7. The Signal and the Noise: Why So Many Predictions Fail – But Some Don’t – Nate Silver
Nate Silver examines the world of prediction, investigating how we can distinguish a true signal from a universe of noisy data. Most predictions fail, often at great cost to society, because most of us have a poor understanding of probability and uncertainty. Both experts and laypeople mistake more confident predictions for more accurate ones. But overconfidence is often the reason for failure. If our appreciation of uncertainty improves, our predictions can get better too. This is the “prediction paradox”: The more humility we have about our ability to make predictions, the more successful we can be in planning for the future.
Nate Silver’s book provides a foundation for analyzing and asking questions about the statistical models and predictions that surround us.
8. The Effective Executive: The Definitive Guide to Getting the Right Things Done – Peter F. Drucker
What makes an effective executive? The measure of the executive, Peter F. Drucker reminds us, is the ability to “get the right things done.” This usually involves doing what other people have overlooked as well as avoiding what is unproductive. Intelligence, imagination, and knowledge may all be wasted in an executive job without the acquired habits of mind that mould them into results.
Drucker identifies five practices essential to business effectiveness that can, and must, be learned: Managing time Choosing what to contribute to the organization Knowing where and how to mobilize strength for best effect Setting the right priorities Knitting all of them together with effective decision-making.
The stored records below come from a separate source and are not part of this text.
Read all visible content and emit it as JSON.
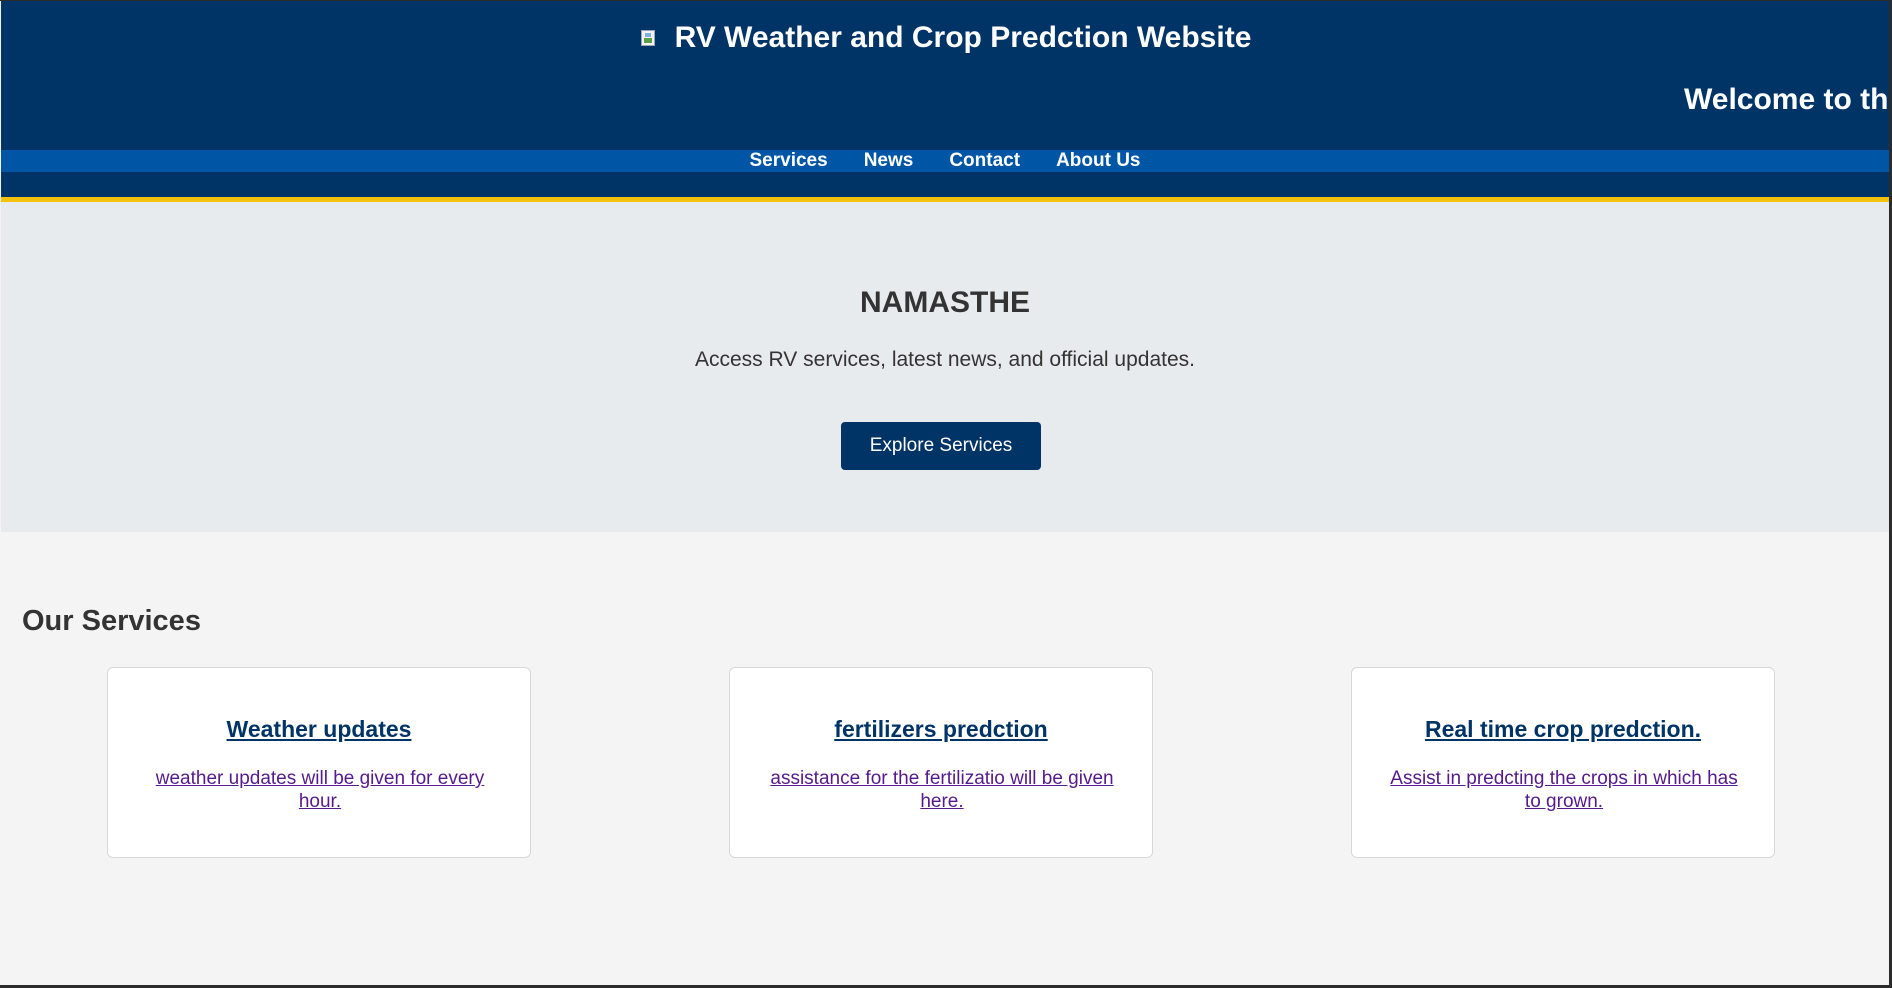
{
  "header": {
    "logo_icon": "broken-image-icon",
    "title": "RV Weather and Crop Predction Website",
    "marquee": "Welcome to th"
  },
  "nav": {
    "items": [
      "Services",
      "News",
      "Contact",
      "About Us"
    ]
  },
  "hero": {
    "title": "NAMASTHE",
    "subtitle": "Access RV services, latest news, and official updates.",
    "button_label": "Explore Services"
  },
  "services": {
    "heading": "Our Services",
    "cards": [
      {
        "title": "Weather updates",
        "description": "weather updates will be given for every hour."
      },
      {
        "title": "fertilizers predction",
        "description": "assistance for the fertilizatio will be given here."
      },
      {
        "title": "Real time crop predction.",
        "description": "Assist in predcting the crops in which has to grown."
      }
    ]
  },
  "colors": {
    "header_bg": "#003366",
    "nav_bg": "#0055a5",
    "accent_line": "#f4c20d",
    "hero_bg": "#e8ebee",
    "page_bg": "#f4f4f4",
    "visited_link": "#551a8b"
  }
}
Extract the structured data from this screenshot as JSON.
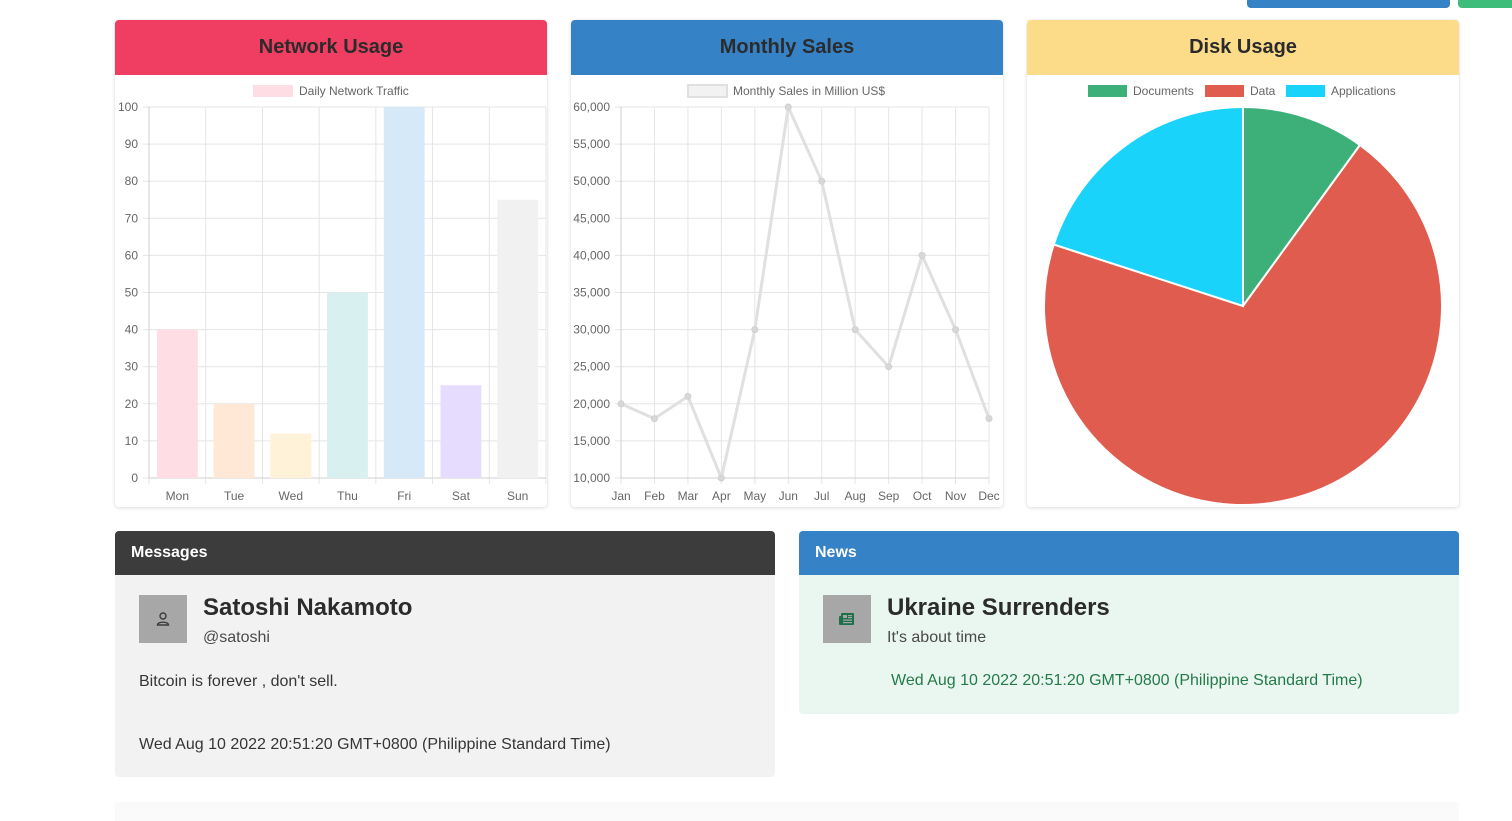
{
  "cards": {
    "network": {
      "title": "Network Usage",
      "header_color": "#f03e62"
    },
    "sales": {
      "title": "Monthly Sales",
      "header_color": "#3682c6"
    },
    "disk": {
      "title": "Disk Usage",
      "header_color": "#fddc89"
    }
  },
  "chart_data": [
    {
      "type": "bar",
      "legend": "Daily Network Traffic",
      "categories": [
        "Mon",
        "Tue",
        "Wed",
        "Thu",
        "Fri",
        "Sat",
        "Sun"
      ],
      "values": [
        40,
        20,
        12,
        50,
        100,
        25,
        75
      ],
      "ylim": [
        0,
        100
      ],
      "yticks": [
        "100",
        "90",
        "80",
        "70",
        "60",
        "50",
        "40",
        "30",
        "20",
        "10",
        "0"
      ],
      "colors": [
        "#ffdde4",
        "#ffe9d6",
        "#fff2d8",
        "#d9f0f0",
        "#d6e9f8",
        "#e6dcfd",
        "#f0f1f0"
      ],
      "grid": true
    },
    {
      "type": "line",
      "legend": "Monthly Sales in Million US$",
      "categories": [
        "Jan",
        "Feb",
        "Mar",
        "Apr",
        "May",
        "Jun",
        "Jul",
        "Aug",
        "Sep",
        "Oct",
        "Nov",
        "Dec"
      ],
      "values": [
        20000,
        18000,
        21000,
        10000,
        30000,
        60000,
        50000,
        30000,
        25000,
        40000,
        30000,
        18000
      ],
      "ylim": [
        10000,
        60000
      ],
      "yticks": [
        "60,000",
        "55,000",
        "50,000",
        "45,000",
        "40,000",
        "35,000",
        "30,000",
        "25,000",
        "20,000",
        "15,000",
        "10,000"
      ],
      "color": "#e0e0e0",
      "grid": true
    },
    {
      "type": "pie",
      "labels": [
        "Documents",
        "Data",
        "Applications"
      ],
      "values": [
        10,
        70,
        20
      ],
      "colors": [
        "#3db07a",
        "#e05c4e",
        "#1ad3fb"
      ]
    }
  ],
  "messages": {
    "header": "Messages",
    "header_color": "#3c3c3c",
    "name": "Satoshi Nakamoto",
    "handle": "@satoshi",
    "text": "Bitcoin is forever , don't sell.",
    "timestamp": "Wed Aug 10 2022 20:51:20 GMT+0800 (Philippine Standard Time)",
    "icon": "user-icon"
  },
  "news": {
    "header": "News",
    "header_color": "#3682c6",
    "title": "Ukraine Surrenders",
    "subtitle": "It's about time",
    "timestamp": "Wed Aug 10 2022 20:51:20 GMT+0800 (Philippine Standard Time)",
    "icon": "newspaper-icon"
  }
}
9. Start with Why – Simon Sinek
Why are some people and organizations more innovative, more influential, and more profitable than others? Why do some command greater loyalty from customers and employees alike? Even among the successful, why are so few able to repeat their success over and over?
Simon Sinek’s book is a well-argued narrative that both people and companies should rethink their approach to work or to the marketplace. Most of us start with ‘What do I want?’ and end with ‘How will I get there?”. Rarely do we ask ‘Why?’. Sinek challenges us to turn this around and begin with ‘Why do I work?’ or if a company, ‘Why do we exist?’. Only once this has been answered, should we move on to ‘how’ and ‘what’. Although more difficult than may first appear, understanding one’s “Why” can be a powerful lever in both personal career success as well as overall business success.
10. Bossypants – Tina Fey
Tina Fey reveals all, and proves what we’ve all suspected: you’re no one until someone calls you bossy.
From her youthful days as a vicious nerd to her tour of duty on Saturday Night Live; from her passionately halfhearted pursuit of physical beauty to her life as a mother eating things off the floor; from her one-sided college romance to her nearly fatal honeymoon—from the beginning of this paragraph to this final sentence.